Late last night, approaching midnight, a small truck trundled along the Calle behind the house loaded with straw. Reaching the Lavadero/fountain, it discovered it was unable to proceed further and then had to attempt a very tight, difficult about-turn before again negotiating its way back along the Calle. Even in a car this is a tight, fraught journey. God knows what it must have been like in the truck. To make a turn it had to be reversed downhill in darkness, on fairly steep incline. I could hear its tyres slipping, failing to grip the concrete surface. Needless to say, its load then slipped back and partly fell from the thing into the street. It provided many of the locals with an interesting diversion from dreadful, Friday night telly! (Although, having said that, I did watch an excellent and fascinating programe about Black Bears on BBC2 yesterday evening, myself – I’m interested in Bears generally after our time living in bear-country in northern Sweden):
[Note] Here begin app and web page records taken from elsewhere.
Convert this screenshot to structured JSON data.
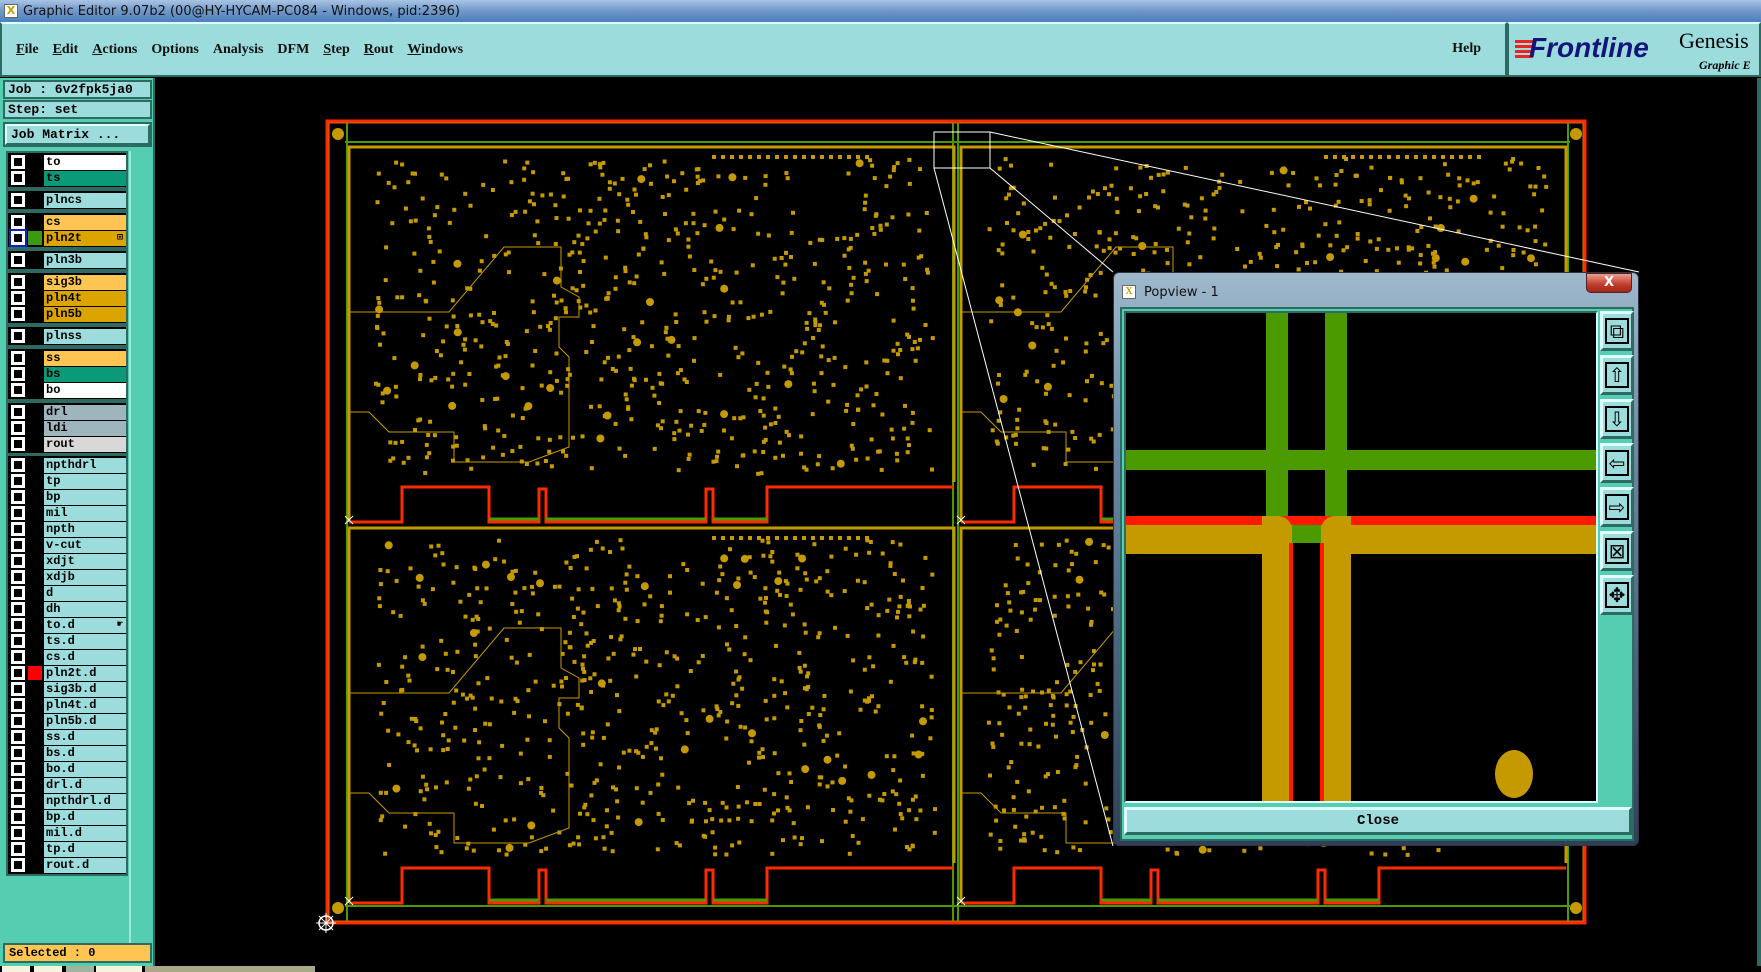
{
  "window": {
    "title": "Graphic Editor 9.07b2 (00@HY-HYCAM-PC084 - Windows, pid:2396)"
  },
  "menu": {
    "items": [
      "File",
      "Edit",
      "Actions",
      "Options",
      "Analysis",
      "DFM",
      "Step",
      "Rout",
      "Windows"
    ],
    "help": "Help"
  },
  "logo": {
    "brand": "Frontline",
    "product": "Genesis",
    "subtitle": "Graphic E"
  },
  "job": {
    "job_label": "Job : 6v2fpk5ja0",
    "step_label": "Step: set",
    "job_matrix_button": "Job Matrix ..."
  },
  "layers": {
    "groups": [
      [
        {
          "name": "to",
          "color": "#ffffff"
        },
        {
          "name": "ts",
          "color": "#0a9a78"
        }
      ],
      [
        {
          "name": "plncs",
          "color": "#9ddcdc"
        }
      ],
      [
        {
          "name": "cs",
          "color": "#ffc552"
        },
        {
          "name": "pln2t",
          "color": "#dca400",
          "swatch": "#3c9a10",
          "active": true,
          "marker": "⊞"
        }
      ],
      [
        {
          "name": "pln3b",
          "color": "#9ddcdc"
        }
      ],
      [
        {
          "name": "sig3b",
          "color": "#ffc552"
        },
        {
          "name": "pln4t",
          "color": "#dca400"
        },
        {
          "name": "pln5b",
          "color": "#dca400"
        }
      ],
      [
        {
          "name": "plnss",
          "color": "#9ddcdc"
        }
      ],
      [
        {
          "name": "ss",
          "color": "#ffc552"
        },
        {
          "name": "bs",
          "color": "#0a9a78"
        },
        {
          "name": "bo",
          "color": "#ffffff"
        }
      ],
      [
        {
          "name": "drl",
          "color": "#9fb5bd"
        },
        {
          "name": "ldi",
          "color": "#9fb5bd"
        },
        {
          "name": "rout",
          "color": "#d8d8d8"
        }
      ],
      [
        {
          "name": "npthdrl",
          "color": "#9ddcdc"
        },
        {
          "name": "tp",
          "color": "#9ddcdc"
        },
        {
          "name": "bp",
          "color": "#9ddcdc"
        },
        {
          "name": "mil",
          "color": "#9ddcdc"
        },
        {
          "name": "npth",
          "color": "#9ddcdc"
        },
        {
          "name": "v-cut",
          "color": "#9ddcdc"
        },
        {
          "name": "xdjt",
          "color": "#9ddcdc"
        },
        {
          "name": "xdjb",
          "color": "#9ddcdc"
        },
        {
          "name": "d",
          "color": "#9ddcdc"
        },
        {
          "name": "dh",
          "color": "#9ddcdc"
        },
        {
          "name": "to.d",
          "color": "#9ddcdc",
          "marker": "☛"
        },
        {
          "name": "ts.d",
          "color": "#9ddcdc"
        },
        {
          "name": "cs.d",
          "color": "#9ddcdc"
        },
        {
          "name": "pln2t.d",
          "color": "#9ddcdc",
          "swatch": "#ff0000"
        },
        {
          "name": "sig3b.d",
          "color": "#9ddcdc"
        },
        {
          "name": "pln4t.d",
          "color": "#9ddcdc"
        },
        {
          "name": "pln5b.d",
          "color": "#9ddcdc"
        },
        {
          "name": "ss.d",
          "color": "#9ddcdc"
        },
        {
          "name": "bs.d",
          "color": "#9ddcdc"
        },
        {
          "name": "bo.d",
          "color": "#9ddcdc"
        },
        {
          "name": "drl.d",
          "color": "#9ddcdc"
        },
        {
          "name": "npthdrl.d",
          "color": "#9ddcdc"
        },
        {
          "name": "bp.d",
          "color": "#9ddcdc"
        },
        {
          "name": "mil.d",
          "color": "#9ddcdc"
        },
        {
          "name": "tp.d",
          "color": "#9ddcdc"
        },
        {
          "name": "rout.d",
          "color": "#9ddcdc"
        }
      ]
    ]
  },
  "status": {
    "selected": "Selected : 0"
  },
  "popview": {
    "title": "Popview - 1",
    "close_x": "X",
    "close_button": "Close",
    "tools": [
      "zoom-home-icon",
      "pan-up-icon",
      "pan-down-icon",
      "pan-left-icon",
      "pan-right-icon",
      "zoom-in-icon",
      "zoom-out-icon"
    ]
  },
  "colors": {
    "panel": "#55cdb0",
    "menu": "#9ddcdc",
    "copper": "#c49a00",
    "outline": "#ff2a00",
    "green": "#4a9a00"
  }
}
Not very useful (but up to my normal photographic standards, I feel) pic of the turning place and the labouring truck
Passing the house, along Calle, with only half a load remaining on its back
From the racket made on its return leg, it took about 30 to 40 minutes to get clear of the street and out of earshot! Must have been a bit of a relief for the driver when he reached the old square/Plaza Viecha at the end of the Calle.
The action even managed to get Charlie up on his haunches, and interested/curious:
As it’s holiday-time/August, the Brits are here in some numbers: most evenings as I sit on the roof terrace I hear them wittering to themselves as they pass below clutching their state-of-the-art, digi-cameras. Why is it that Brits always seem to stick-out from the crowd? Even when they are roaming with lots of local Spaniards around, they are still almost immediately recognisable. Maybe it’s the shorts or som’at. I, too, am no doubt branded in the same way, but now known to the immediate locals as a sort of resident. In the old days one of the identifying features was the love of the Panama hat: now, however, many locals have similar headgear. The GP/Medico must have warned them all about sunstroke/melanomas or the likes, cos most wear straw hats when out and about:
This lot arrived at the Fuente while typing this. Almost all hatted.
I have a suspicion it must be a fete day in the village, something that has totally passed me by. I can now hear the church bells banging and clanging, and there are hordes of Spanish family groups wandering around taking pix and gabbling noisily as they promenade past the house heading for the campo/hills! There’s also lots of cars appearing and optimistically looking for parking space around and about! May be a good day to keep the head down with a book, although August is the main month for Fiestas here and so it might pay off to visit the village centre instead.
I’ll let you know……..
Wasn’t that a great kids (!??) prog? Never bettered…..never missed it when LVP was a young’un!